• What needs to be done
Extract the full set of records, then give each one again exactly.

Dataset records
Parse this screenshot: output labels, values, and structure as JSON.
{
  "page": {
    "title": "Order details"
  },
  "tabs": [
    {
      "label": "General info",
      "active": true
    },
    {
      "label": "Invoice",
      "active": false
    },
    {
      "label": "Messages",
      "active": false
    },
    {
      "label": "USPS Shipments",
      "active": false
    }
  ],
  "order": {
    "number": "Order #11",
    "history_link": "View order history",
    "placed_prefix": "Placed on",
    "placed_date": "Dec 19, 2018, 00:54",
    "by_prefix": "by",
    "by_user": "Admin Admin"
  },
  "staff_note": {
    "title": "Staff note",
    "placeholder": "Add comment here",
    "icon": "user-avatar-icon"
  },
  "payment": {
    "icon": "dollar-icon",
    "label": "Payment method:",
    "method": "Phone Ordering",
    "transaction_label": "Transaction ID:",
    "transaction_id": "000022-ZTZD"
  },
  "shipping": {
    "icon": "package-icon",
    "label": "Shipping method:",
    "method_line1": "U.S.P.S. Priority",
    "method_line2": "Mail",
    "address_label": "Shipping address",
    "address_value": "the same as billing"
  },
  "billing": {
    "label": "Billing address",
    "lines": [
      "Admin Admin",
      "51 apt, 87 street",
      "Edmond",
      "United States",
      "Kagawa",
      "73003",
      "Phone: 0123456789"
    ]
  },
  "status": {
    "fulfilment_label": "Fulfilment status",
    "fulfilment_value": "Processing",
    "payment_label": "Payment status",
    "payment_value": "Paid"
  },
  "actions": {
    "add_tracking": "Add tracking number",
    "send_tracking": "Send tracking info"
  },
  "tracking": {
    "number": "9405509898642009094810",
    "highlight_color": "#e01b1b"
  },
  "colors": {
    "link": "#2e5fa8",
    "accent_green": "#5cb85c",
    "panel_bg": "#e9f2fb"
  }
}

• Result of the task
Parse this screenshot: output labels, values, and structure as JSON.
{
  "page": {
    "title": "Order details"
  },
  "tabs": [
    {
      "label": "General info",
      "active": true
    },
    {
      "label": "Invoice",
      "active": false
    },
    {
      "label": "Messages",
      "active": false
    },
    {
      "label": "USPS Shipments",
      "active": false
    }
  ],
  "order": {
    "number": "Order #11",
    "history_link": "View order history",
    "placed_prefix": "Placed on",
    "placed_date": "Dec 19, 2018, 00:54",
    "by_prefix": "by",
    "by_user": "Admin Admin"
  },
  "staff_note": {
    "title": "Staff note",
    "placeholder": "Add comment here",
    "icon": "user-avatar-icon"
  },
  "payment": {
    "icon": "dollar-icon",
    "label": "Payment method:",
    "method": "Phone Ordering",
    "transaction_label": "Transaction ID:",
    "transaction_id": "000022-ZTZD"
  },
  "shipping": {
    "icon": "package-icon",
    "label": "Shipping method:",
    "method_line1": "U.S.P.S. Priority",
    "method_line2": "Mail",
    "address_label": "Shipping address",
    "address_value": "the same as billing"
  },
  "billing": {
    "label": "Billing address",
    "lines": [
      "Admin Admin",
      "51 apt, 87 street",
      "Edmond",
      "United States",
      "Kagawa",
      "73003",
      "Phone: 0123456789"
    ]
  },
  "status": {
    "fulfilment_label": "Fulfilment status",
    "fulfilment_value": "Processing",
    "payment_label": "Payment status",
    "payment_value": "Paid"
  },
  "actions": {
    "add_tracking": "Add tracking number",
    "send_tracking": "Send tracking info"
  },
  "tracking": {
    "number": "9405509898642009094810",
    "highlight_color": "#e01b1b"
  },
  "colors": {
    "link": "#2e5fa8",
    "accent_green": "#5cb85c",
    "panel_bg": "#e9f2fb"
  }
}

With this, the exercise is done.